→ **YOUR INSTRUCTIONS**: Would you retype the line that contains "What's the underlying" and all lines following it to the end of the entries below, exactly and without pictures?

(Data excerpts)
*** Begin section ***

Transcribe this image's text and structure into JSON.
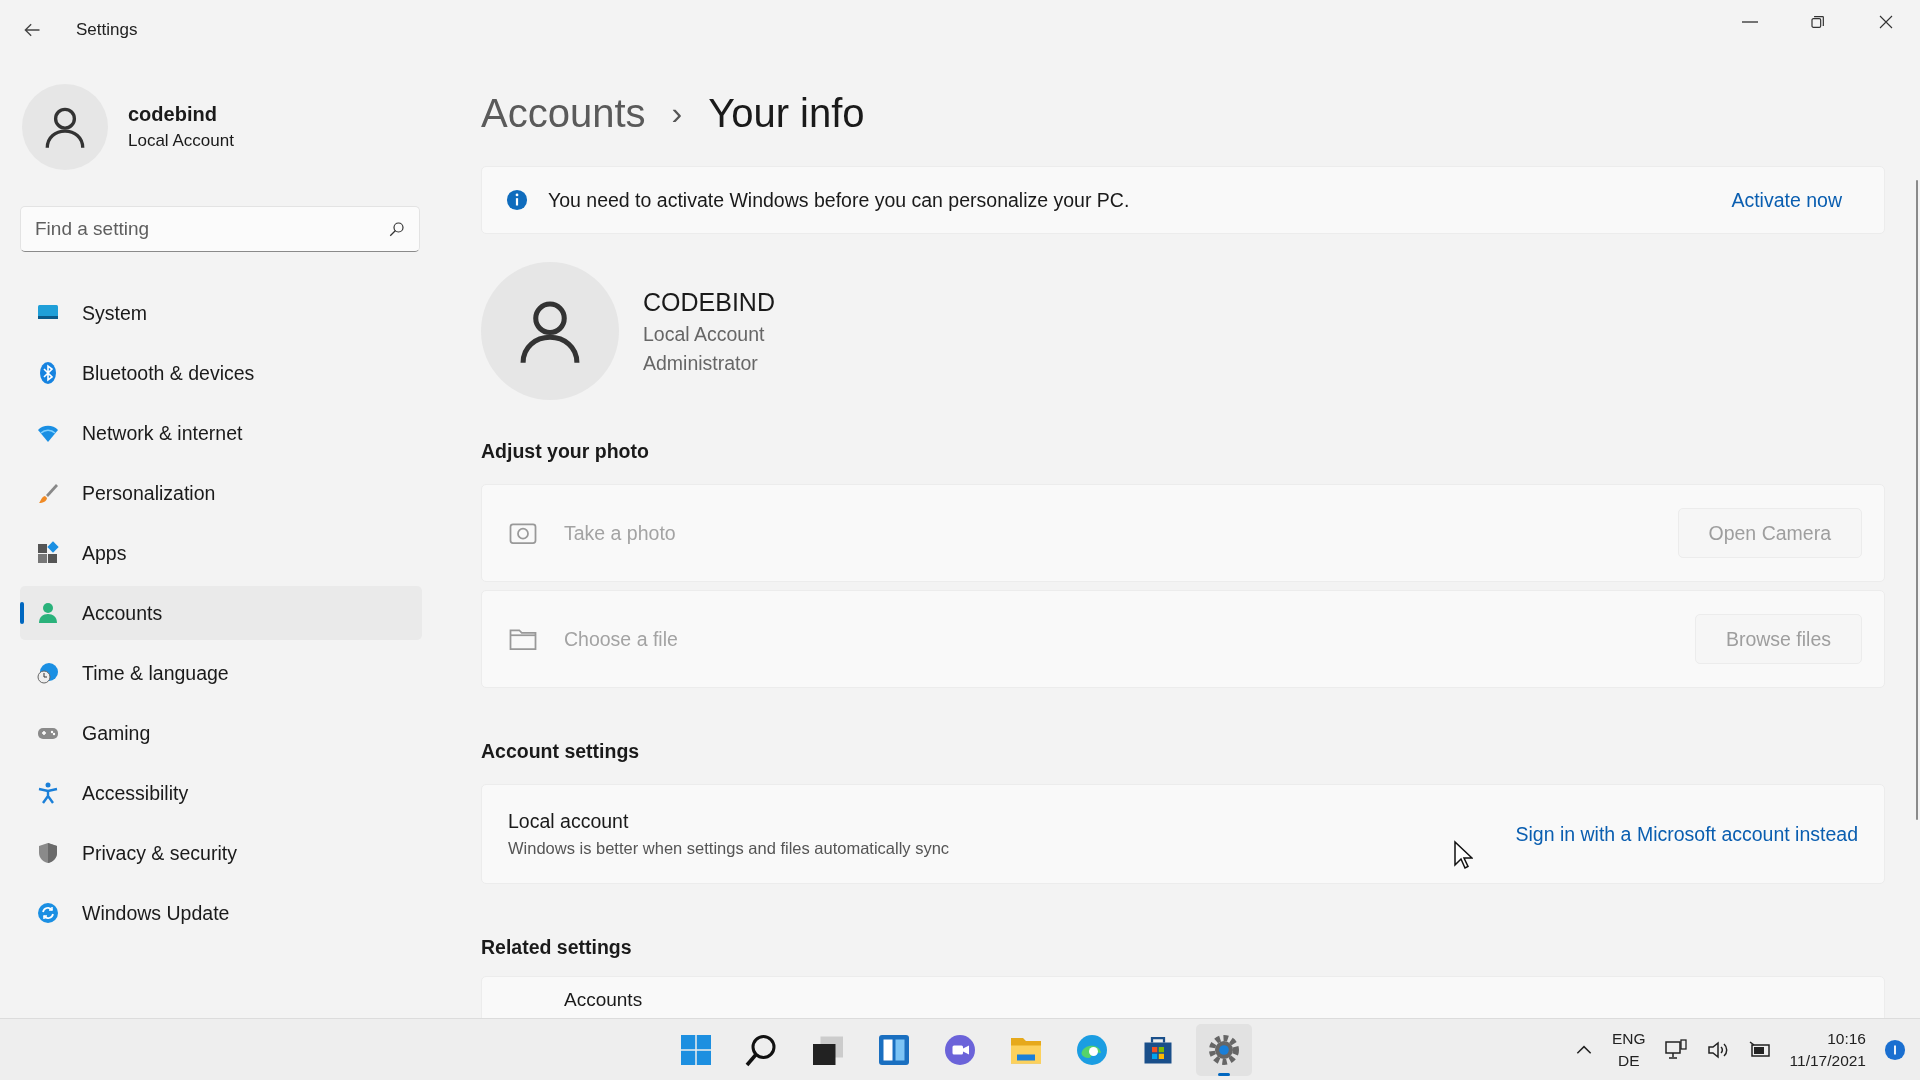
{
  "window": {
    "title": "Settings"
  },
  "user": {
    "name": "codebind",
    "account_type": "Local Account"
  },
  "search": {
    "placeholder": "Find a setting"
  },
  "nav": [
    {
      "label": "System",
      "selected": false
    },
    {
      "label": "Bluetooth & devices",
      "selected": false
    },
    {
      "label": "Network & internet",
      "selected": false
    },
    {
      "label": "Personalization",
      "selected": false
    },
    {
      "label": "Apps",
      "selected": false
    },
    {
      "label": "Accounts",
      "selected": true
    },
    {
      "label": "Time & language",
      "selected": false
    },
    {
      "label": "Gaming",
      "selected": false
    },
    {
      "label": "Accessibility",
      "selected": false
    },
    {
      "label": "Privacy & security",
      "selected": false
    },
    {
      "label": "Windows Update",
      "selected": false
    }
  ],
  "breadcrumb": {
    "parent": "Accounts",
    "separator": "›",
    "current": "Your info"
  },
  "banner": {
    "message": "You need to activate Windows before you can personalize your PC.",
    "action": "Activate now"
  },
  "profile": {
    "name": "CODEBIND",
    "lines": [
      "Local Account",
      "Administrator"
    ]
  },
  "photo_section": {
    "heading": "Adjust your photo",
    "rows": [
      {
        "label": "Take a photo",
        "button": "Open Camera",
        "disabled": true
      },
      {
        "label": "Choose a file",
        "button": "Browse files",
        "disabled": true
      }
    ]
  },
  "account_settings": {
    "heading": "Account settings",
    "title": "Local account",
    "description": "Windows is better when settings and files automatically sync",
    "link": "Sign in with a Microsoft account instead"
  },
  "related_settings": {
    "heading": "Related settings",
    "items": [
      {
        "label": "Accounts"
      }
    ]
  },
  "taskbar": {
    "apps": [
      {
        "selected": false
      },
      {
        "selected": false
      },
      {
        "selected": false
      },
      {
        "selected": false
      },
      {
        "selected": false
      },
      {
        "selected": false
      },
      {
        "selected": false
      },
      {
        "selected": false
      },
      {
        "selected": true
      }
    ],
    "language": [
      "ENG",
      "DE"
    ],
    "time": "10:16",
    "date": "11/17/2021"
  }
}
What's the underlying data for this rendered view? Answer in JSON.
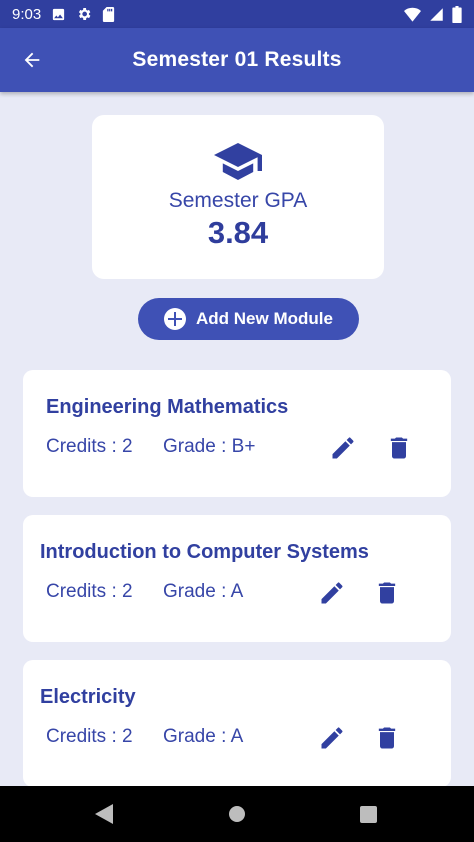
{
  "status_bar": {
    "time": "9:03",
    "left_icons": [
      "image-icon",
      "gear-icon",
      "sd-card-icon"
    ],
    "right_icons": [
      "wifi-icon",
      "cellular-signal-icon",
      "battery-icon"
    ]
  },
  "app_bar": {
    "title": "Semester 01 Results",
    "back_icon": "arrow-back-icon"
  },
  "gpa_card": {
    "icon": "graduation-cap-icon",
    "label": "Semester GPA",
    "value": "3.84"
  },
  "add_button": {
    "label": "Add New Module",
    "icon": "add-circle-icon"
  },
  "modules": [
    {
      "name": "Engineering Mathematics",
      "credits": "Credits : 2",
      "grade": "Grade : B+"
    },
    {
      "name": "Introduction to Computer Systems",
      "credits": "Credits : 2",
      "grade": "Grade : A"
    },
    {
      "name": "Electricity",
      "credits": "Credits : 2",
      "grade": "Grade : A"
    }
  ],
  "nav_bar": {
    "icons": [
      "back-triangle-icon",
      "home-circle-icon",
      "recents-square-icon"
    ]
  },
  "colors": {
    "primary": "#3f51b5",
    "primary_dark": "#303f9f",
    "text_accent": "#3140a0",
    "background": "#e8eaf6"
  }
}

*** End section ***

→ **RESPONSE TO THIS EXERCISE**:
What's the underlying data for this rendered view? Answer in JSON.
{
  "status_bar": {
    "time": "9:03",
    "left_icons": [
      "image-icon",
      "gear-icon",
      "sd-card-icon"
    ],
    "right_icons": [
      "wifi-icon",
      "cellular-signal-icon",
      "battery-icon"
    ]
  },
  "app_bar": {
    "title": "Semester 01 Results",
    "back_icon": "arrow-back-icon"
  },
  "gpa_card": {
    "icon": "graduation-cap-icon",
    "label": "Semester GPA",
    "value": "3.84"
  },
  "add_button": {
    "label": "Add New Module",
    "icon": "add-circle-icon"
  },
  "modules": [
    {
      "name": "Engineering Mathematics",
      "credits": "Credits : 2",
      "grade": "Grade : B+"
    },
    {
      "name": "Introduction to Computer Systems",
      "credits": "Credits : 2",
      "grade": "Grade : A"
    },
    {
      "name": "Electricity",
      "credits": "Credits : 2",
      "grade": "Grade : A"
    }
  ],
  "nav_bar": {
    "icons": [
      "back-triangle-icon",
      "home-circle-icon",
      "recents-square-icon"
    ]
  },
  "colors": {
    "primary": "#3f51b5",
    "primary_dark": "#303f9f",
    "text_accent": "#3140a0",
    "background": "#e8eaf6"
  }
}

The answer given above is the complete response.